“Fairness” is the Scaletrix of Irish politics, in that the debate goes round in circles and circles and is incapable of a new direction. It starts from a simple proposition. We all believe in fairness, don’t we? You’d want to be Jabba the Hutt to be against fairness. Everyone nods sagely at the desire for Irish society to be built on fairness. But don’t dare ask for details, because if you do, you’re a hateful Thatcherite, a Victorian despatcher of children down the mines, their little tummies aching for a crust, a stale crust at that. Or worse still, you’re Michael McDowell.
But what is fairness? Is it fair that some people are going to bed hungry? Of course not. Is it fair that some families are scraping together euros and cents to pay for their kids schoolbooks? How could it be? What about if one of those families spent their money on a kickass 42″ Plasma screen TV, whilst their neighbours didn’t? Who is more deserving of fairness now? What about the mother who works overtime in a launderette to pay for her daughter’s maths grind? Is it fair for her to pay more tax than the mother who’s on the scratcher, after all, she brings home more money, therefore she’s richer, therefore it’s only fair that she should pay more tax, isn’t it? It’s only fair.
But taxing the rich, we can all agree that that is fair, right? Of course it is. Higher taxes are the price of membership of our society, but is it fair to want to punish someone for being successful? Is it fair to want to take half of someone’s take home pay, one in two euro they make, for the crime of creating a business and (the bastards) giving people jobs? Is that fair? Is it fair to have rich people at all? Would it be fairer to have no rich people at all, even if it meant we were all poorer?

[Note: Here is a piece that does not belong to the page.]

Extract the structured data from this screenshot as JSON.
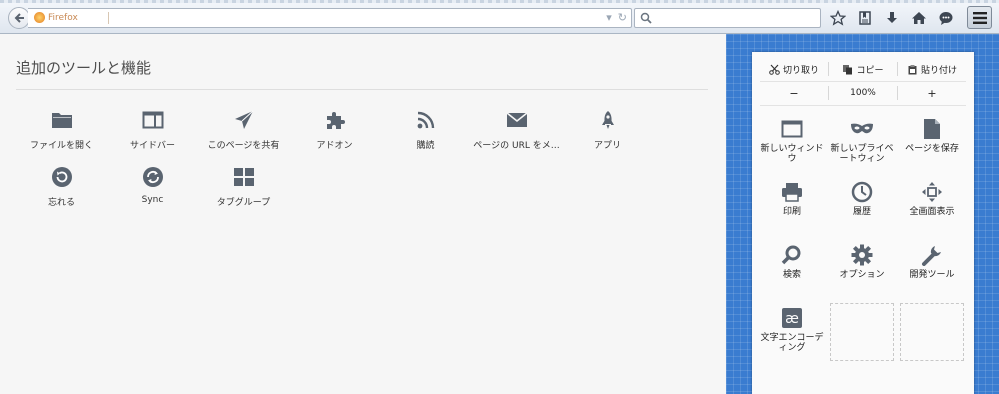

Maybe it is, maybe it isn’t. But want to debate the idea? No, because we don’t do debates here, it wouldn’t be fair.